United States District Court, W.D. Virginia, Roanoke Division
Shortt, Pro Se Petitioner
Murphy, Senior Assistant Attorney General, Richmond,
Virginia, for Respondent.
P. Jones United States District Judge
pro se Petition for a Writ of Habeas Corpus under 28 U.S.C.
§ 2254, the petitioner Gary Shortt, a Virginia inmate,
contends that his due process rights were violated in
connection with a state probation revocation proceeding.
After review of the record, I conclude that the
respondent's Motion to Dismiss must be granted, because
Shortt's petition is untimely filed, procedurally barred,
and without merit.
result of convictions in the Tazewell County Circuit Court in
1998 and 1999, Shortt incurred a lengthy suspended sentence.
Probation Officer John Flynn wrote the state circuit judge,
Donald Mullins, on January 27, 2000, requesting a probation
revocation hearing because Shortt had failed drug tests,
failed to maintain his employment, failed to notify his
probation officer of his failure to maintain employment, and
left the state of Virginia without permission. Judge Mullins
approved the request. On July 26, 2000, authorities arrested
Shortt and committed him to the Tazewell County jail. On
August 18, 2000, attorney Shea Cook was appointed as counsel
for the probation revocation hearing. The probation
revocation hearing was originally set for August 29, 2000,
but was continued. Before the revocation hearing was held,
however, a Tazewell County grand jury indicted Shortt on
multiple new felony counts. Attorney Rich Patterson was
appointed to represent Shortt on the new charges, and on
February 23, 2001, Shortt pleaded guilty to robbery, use of a
firearm in a robbery, forty-nine counts of forgery, and two
counts of grand larceny. Sentencing was scheduled for June
on the forgery, robbery, and grand larceny charges took place
as scheduled, with Judge Mullins presiding and Patterson as
Shortt's counsel. On the same day, the court also held
Shortt's probation revocation hearing; however,
Shortt's probation revocation counsel (Cook) was not
notified. Instead, Patterson appeared on Shortt's behalf
in both the sentencing and the probation revocation hearings.

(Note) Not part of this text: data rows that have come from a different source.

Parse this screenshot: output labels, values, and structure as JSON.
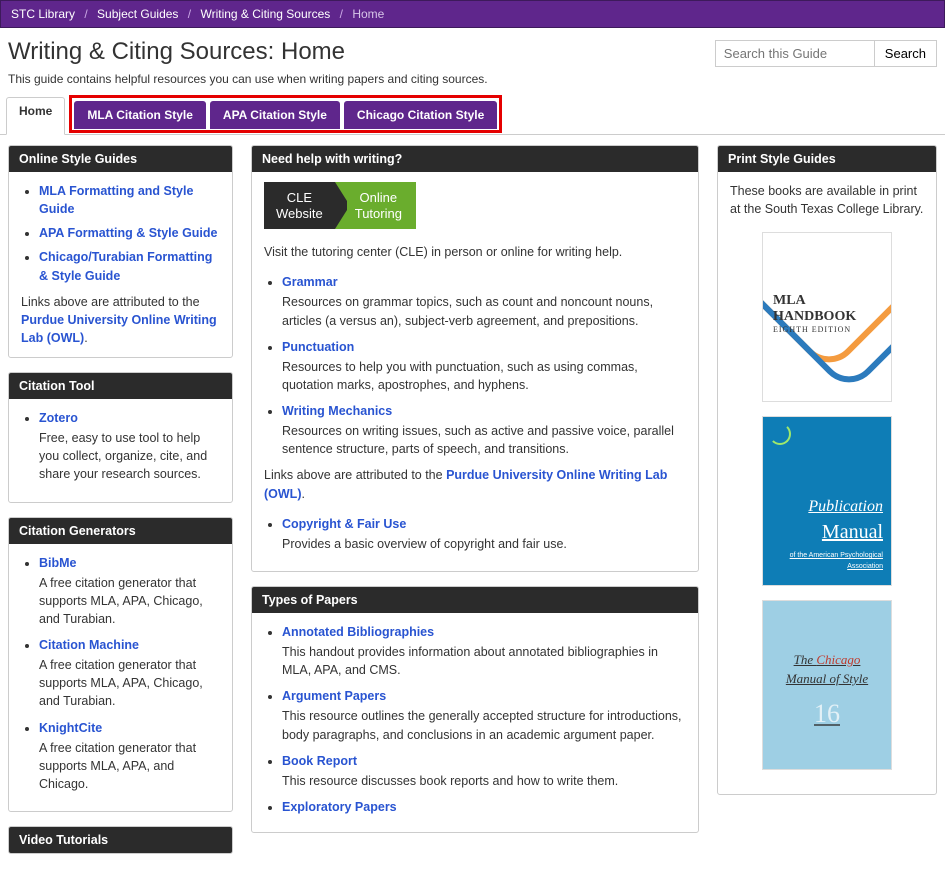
{
  "breadcrumbs": {
    "items": [
      "STC Library",
      "Subject Guides",
      "Writing & Citing Sources"
    ],
    "current": "Home"
  },
  "page": {
    "title": "Writing & Citing Sources: Home",
    "subtitle": "This guide contains helpful resources you can use when writing papers and citing sources."
  },
  "search": {
    "placeholder": "Search this Guide",
    "button": "Search"
  },
  "tabs": {
    "active": "Home",
    "others": [
      "MLA Citation Style",
      "APA Citation Style",
      "Chicago Citation Style"
    ]
  },
  "left": {
    "online_style": {
      "title": "Online Style Guides",
      "items": [
        "MLA Formatting and Style Guide",
        "APA Formatting & Style Guide",
        "Chicago/Turabian Formatting & Style Guide"
      ],
      "attrib_prefix": "Links above are attributed to the ",
      "attrib_link": "Purdue University Online Writing Lab (OWL)",
      "attrib_suffix": "."
    },
    "citation_tool": {
      "title": "Citation Tool",
      "item": "Zotero",
      "desc": "Free, easy to use tool to help you collect, organize, cite, and share your research sources."
    },
    "citation_gen": {
      "title": "Citation Generators",
      "items": [
        {
          "name": "BibMe",
          "desc": "A free citation generator that supports MLA, APA, Chicago, and Turabian."
        },
        {
          "name": "Citation Machine",
          "desc": "A free citation generator that supports MLA, APA, Chicago, and Turabian."
        },
        {
          "name": "KnightCite",
          "desc": "A free citation generator that supports MLA, APA, and Chicago."
        }
      ]
    },
    "video": {
      "title": "Video Tutorials"
    }
  },
  "mid": {
    "need_help": {
      "title": "Need help with writing?",
      "badge_left_1": "CLE",
      "badge_left_2": "Website",
      "badge_right_1": "Online",
      "badge_right_2": "Tutoring",
      "intro": "Visit the tutoring center (CLE) in person or online for writing help.",
      "items": [
        {
          "name": "Grammar",
          "desc": "Resources on grammar topics, such as count and noncount nouns, articles (a versus an), subject-verb agreement, and prepositions."
        },
        {
          "name": "Punctuation",
          "desc": "Resources to help you with punctuation, such as using commas, quotation marks, apostrophes, and hyphens."
        },
        {
          "name": "Writing Mechanics",
          "desc": "Resources on writing issues, such as active and passive voice, parallel sentence structure, parts of speech, and transitions."
        }
      ],
      "attrib_prefix": "Links above are attributed to the ",
      "attrib_link": "Purdue University Online Writing Lab (OWL)",
      "attrib_suffix": ".",
      "copyright": {
        "name": "Copyright & Fair Use",
        "desc": "Provides a basic overview of copyright and fair use."
      }
    },
    "types": {
      "title": "Types of Papers",
      "items": [
        {
          "name": "Annotated Bibliographies",
          "desc": "This handout provides information about annotated bibliographies in MLA, APA, and CMS."
        },
        {
          "name": "Argument Papers",
          "desc": "This resource outlines the generally accepted structure for introductions, body paragraphs, and conclusions in an academic argument paper."
        },
        {
          "name": "Book Report",
          "desc": "This resource discusses book reports and how to write them."
        },
        {
          "name": "Exploratory Papers",
          "desc": ""
        }
      ]
    }
  },
  "right": {
    "title": "Print Style Guides",
    "intro": "These books are available in print at the South Texas College Library.",
    "mla": {
      "line1": "MLA",
      "line2": "HANDBOOK",
      "edition": "EIGHTH EDITION"
    },
    "apa": {
      "line1": "Publication",
      "line2": "Manual",
      "sub": "of the American Psychological Association"
    },
    "chicago": {
      "t1a": "The ",
      "t1b": "Chicago",
      "t2": "Manual of Style",
      "num": "16"
    }
  }
}
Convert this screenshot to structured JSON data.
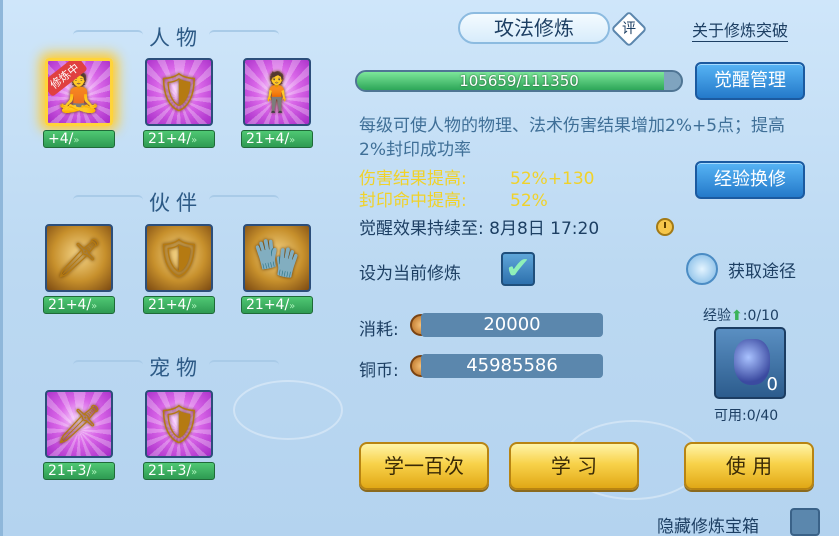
{
  "left": {
    "sections": [
      {
        "title": "人物"
      },
      {
        "title": "伙伴"
      },
      {
        "title": "宠物"
      }
    ],
    "training_tag": "修炼中",
    "skills": [
      {
        "level": "+4/",
        "glyph": "🧘"
      },
      {
        "level": "21+4/",
        "glyph": "🛡"
      },
      {
        "level": "21+4/",
        "glyph": "🧍"
      },
      {
        "level": "21+4/",
        "glyph": "🗡"
      },
      {
        "level": "21+4/",
        "glyph": "🛡"
      },
      {
        "level": "21+4/",
        "glyph": "🧤"
      },
      {
        "level": "21+3/",
        "glyph": "🗡"
      },
      {
        "level": "21+3/",
        "glyph": "🛡"
      }
    ]
  },
  "header": {
    "title": "攻法修炼",
    "rate_label": "评",
    "about_link": "关于修炼突破"
  },
  "progress": {
    "text": "105659/111350",
    "fraction": 0.949
  },
  "buttons": {
    "awaken_manage": "觉醒管理",
    "exp_exchange": "经验换修",
    "learn_hundred": "学一百次",
    "learn": "学 习",
    "use": "使 用"
  },
  "description": "每级可使人物的物理、法术伤害结果增加2%+5点；提高2%封印成功率",
  "stats": [
    {
      "label": "伤害结果提高:",
      "value": "52%+130"
    },
    {
      "label": "封印命中提高:",
      "value": "52%"
    }
  ],
  "awaken_until": "觉醒效果持续至:  8月8日 17:20",
  "set_current_label": "设为当前修炼",
  "set_current_checked": true,
  "obtain_label": "获取途径",
  "cost": {
    "label": "消耗:",
    "value": "20000"
  },
  "copper": {
    "label": "铜币:",
    "value": "45985586"
  },
  "exp": {
    "label": "经验",
    "value": ":0/10"
  },
  "treasure_count": "0",
  "available": "可用:0/40",
  "hide_treasure_label": "隐藏修炼宝箱",
  "colors": {
    "accent_blue": "#2479c9",
    "gold": "#f8d24a",
    "stat_yellow": "#f0d22a",
    "progress_green": "#2da658"
  }
}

Judge Mullins found Shortt guilty of violating the terms and
conditions of his probation and revoked Shortt's
suspended sentences. Shortly after the hearing, Judge Mullins
retired from office without entering any written orders.
December 10, 2001, Circuit Judge Charles Smith entered a
formal probation revocation order. On April 12, 2002, Circuit
Judge Michael Moore entered an amended order of probation
revocation that was made nunc pro tunc to December 10, 2001.
Judge Moore's amendment included the indictment numbers
for the suspended sentences, which Judge Smith had failed to
include in his December 10, 2001 order.
through counsel, filed a petition for a writ of habeas corpus
in the Tazewell County Circuit Court on November 4, 2003. On
October 5, 2009, the court granted habeas relief on two of
the nine claims that he raised: the court corrected an
improper determination of credit for time served and allowed
a delayed appeal of the probation revocation judgment. On
March 30, 2010, Shortt appealed to the Supreme Court of
Virginia regarding his seven dismissed habeas claims, but the
court dismissed the petition for appeal on December 10, 2010,
as not timely filed.
filed a belated direct appeal of the probation revocation
judgment to the Court of Appeals of Virginia, which the court
denied on October 26, 2011. Shortt then filed an appeal to
the Supreme Court of Virginia, but the court refused the
appeal on April 4, 2012.
January 19, 2016, Shortt filed a Petition for a Writ of
Habeas Corpus in this court, asserting the following due
A. He had no notice of the probation revocation hearing;
B. His counsel for the probation revocation hearing was not
C. No specific finding was made of which condition of
probation was violated;
D. The revocation orders were entered by a judge different
from the one who made the ...